* Desperate for some more potent Oscar bait in the wake of the demise of “Amelia,” Fox Searchlight may apparently be moving up the release of “Crazy Heart” a country-music drama starring Jeff Bridges which, Steven Zeitchik writes, is being touted as “The Wrestler” goes country music. Sounds good to me, but in some ways that movie was already made back in ’73 with Rip Torn.

Okay, Mickey Rourke‘s character was a lot nicer, but the underlying spirit isn’t all that different.

  

Related Posts

The CW: What’s New for Fall 2009

Melrose Place (Tues., Sept. 8 @ 9:00 PM, The CW)

The competition: “Dancing with the Stars” (ABC), “NCIS: Los Angeles” (CBS), “The Biggest Loser” (NBC), “So You Think You Can Dance” (Fox)
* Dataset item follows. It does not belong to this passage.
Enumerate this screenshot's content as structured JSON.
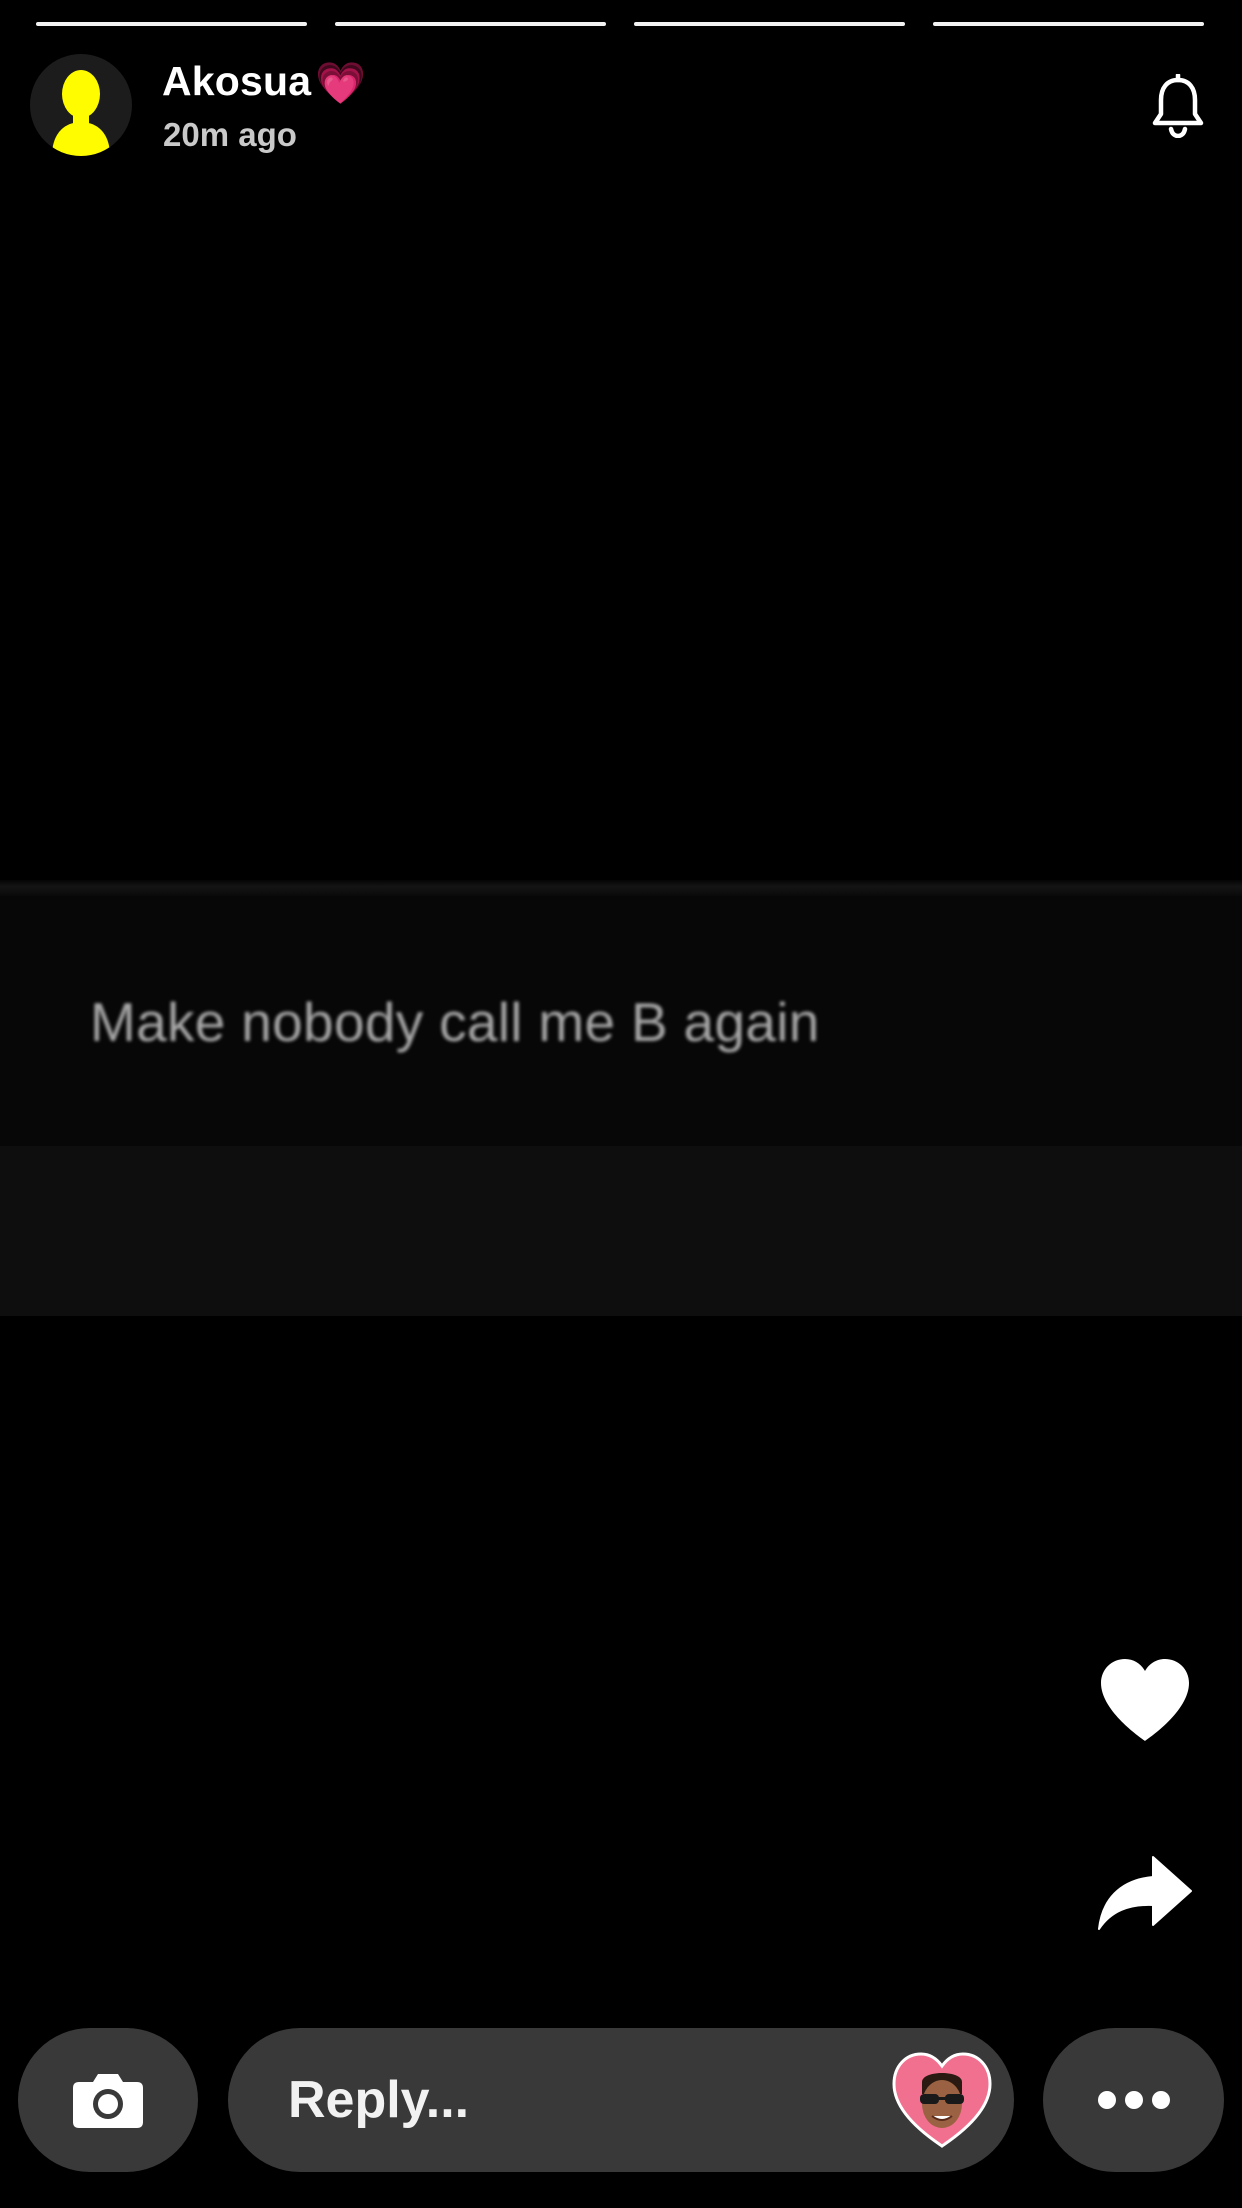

Starring: Laura Leighton, Shaun Sipos, Thomas Calabro, Katie Cassidy, Colin Egglesfield, Stephanie Jacobsen, Michael Rady, Jessica Lucas, Ashlee Simpson-Wentz
Producers: Todd Slavkin and Darren Swimmer (“Smallville”)
Network’s Description: In an elegant Spanish-style apartment building in the trendy Melrose neighborhood of Los Angeles, a diverse group of 20-somethings have formed a close-knit surrogate family. Sydney Andrews is the landlady, still beautiful at 40, and a central figure in the lives of all her tenants, especially handsome and rebellious David Breck. Sydney started an affair with David despite her turbulent history with his estranged father, Dr. Michael Mancini. Both father and son learned through experience that Sydney was not above using blackmail to control people. Another tenant, high-powered publicist Ella Simms, once considered Sydney her mentor, but their friendship was destroyed by betrayal, and Sydney threatened to evict Ella and ruin her career. Sydney also played a pivotal role in the career of Auggie Kirkpatrick. After they met at an AA meeting, she became Auggie’s sponsor and encouraged his dream to become a chef. Now a successful sous chef at the trendy restaurant Coal, Auggie has been avoiding Sydney since she began drinking again. The other tenants include Lauren Yung, a medical student in desperate need of money to pay her student loans, and Jonah Miller, an aspiring filmmaker who has just proposed to his live-in girlfriend Riley Richmond, a first-grade teacher. The newest tenant, 18-year-old Violet Foster, has just arrived in LA with her own secret connection to Sydney. When a bloody body is found floating in the courtyard pool, David is the leading suspect. However, as the police are soon to discover, almost everyone living at Melrose Place had a reason to want the deceased out of the way.
The Buzz: There hasn’t been nearly as much excitement about this reboot as there was for “90210.” After watching the pilot, there appears to be good reason for that.
Pilot Highlight: The temptation is to say either the discovery of the body or the discovery of who David’s father is, but by the time the show premieres, it’s a fair bet that both pieces of information won’t be nearly as much of a surprise for you as they were for me. As such, let’s go with the closing moment, when we’re handed a shot which implies that we’re looking at the murderer.
Bottom Line: The characters and scenarios feel clichéd, and as it stands right now, the connections to the original series seem tenuous at best. You can appreciate The CW’s desire to have lightning strike twice, but this just couldn’t feel more rushed…or unnecessary.

Read the rest of this entry »

  

Related Posts